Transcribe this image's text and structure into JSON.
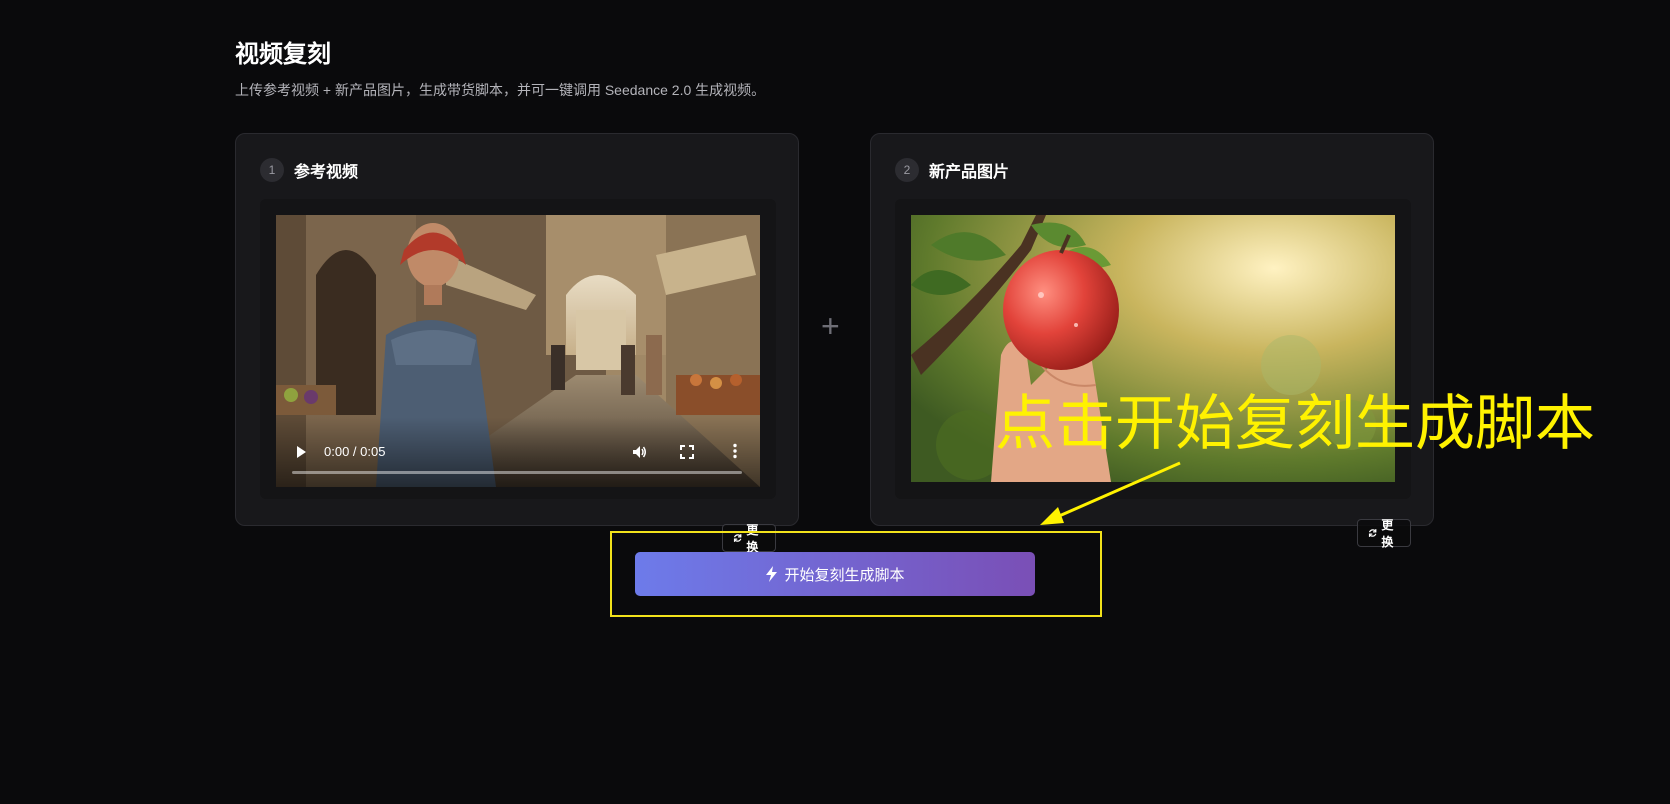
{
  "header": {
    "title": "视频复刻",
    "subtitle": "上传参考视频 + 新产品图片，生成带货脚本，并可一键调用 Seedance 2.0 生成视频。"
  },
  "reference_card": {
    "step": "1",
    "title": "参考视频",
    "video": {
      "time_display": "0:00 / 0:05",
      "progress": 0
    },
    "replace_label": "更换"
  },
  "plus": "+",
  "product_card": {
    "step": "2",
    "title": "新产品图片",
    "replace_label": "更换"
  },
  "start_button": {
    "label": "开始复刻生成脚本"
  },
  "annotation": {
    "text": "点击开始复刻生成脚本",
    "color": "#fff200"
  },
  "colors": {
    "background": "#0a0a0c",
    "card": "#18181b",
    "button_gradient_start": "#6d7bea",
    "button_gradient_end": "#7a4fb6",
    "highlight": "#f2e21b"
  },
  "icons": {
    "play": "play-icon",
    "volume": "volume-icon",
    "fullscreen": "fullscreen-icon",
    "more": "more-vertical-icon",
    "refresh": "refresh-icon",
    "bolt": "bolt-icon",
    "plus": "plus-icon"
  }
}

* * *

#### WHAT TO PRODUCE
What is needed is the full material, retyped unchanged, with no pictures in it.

#### SOLUTION TO THE PROBLEM
Transcribe this image's text and structure into JSON.
{
  "header": {
    "title": "视频复刻",
    "subtitle": "上传参考视频 + 新产品图片，生成带货脚本，并可一键调用 Seedance 2.0 生成视频。"
  },
  "reference_card": {
    "step": "1",
    "title": "参考视频",
    "video": {
      "time_display": "0:00 / 0:05",
      "progress": 0
    },
    "replace_label": "更换"
  },
  "plus": "+",
  "product_card": {
    "step": "2",
    "title": "新产品图片",
    "replace_label": "更换"
  },
  "start_button": {
    "label": "开始复刻生成脚本"
  },
  "annotation": {
    "text": "点击开始复刻生成脚本",
    "color": "#fff200"
  },
  "colors": {
    "background": "#0a0a0c",
    "card": "#18181b",
    "button_gradient_start": "#6d7bea",
    "button_gradient_end": "#7a4fb6",
    "highlight": "#f2e21b"
  },
  "icons": {
    "play": "play-icon",
    "volume": "volume-icon",
    "fullscreen": "fullscreen-icon",
    "more": "more-vertical-icon",
    "refresh": "refresh-icon",
    "bolt": "bolt-icon",
    "plus": "plus-icon"
  }
}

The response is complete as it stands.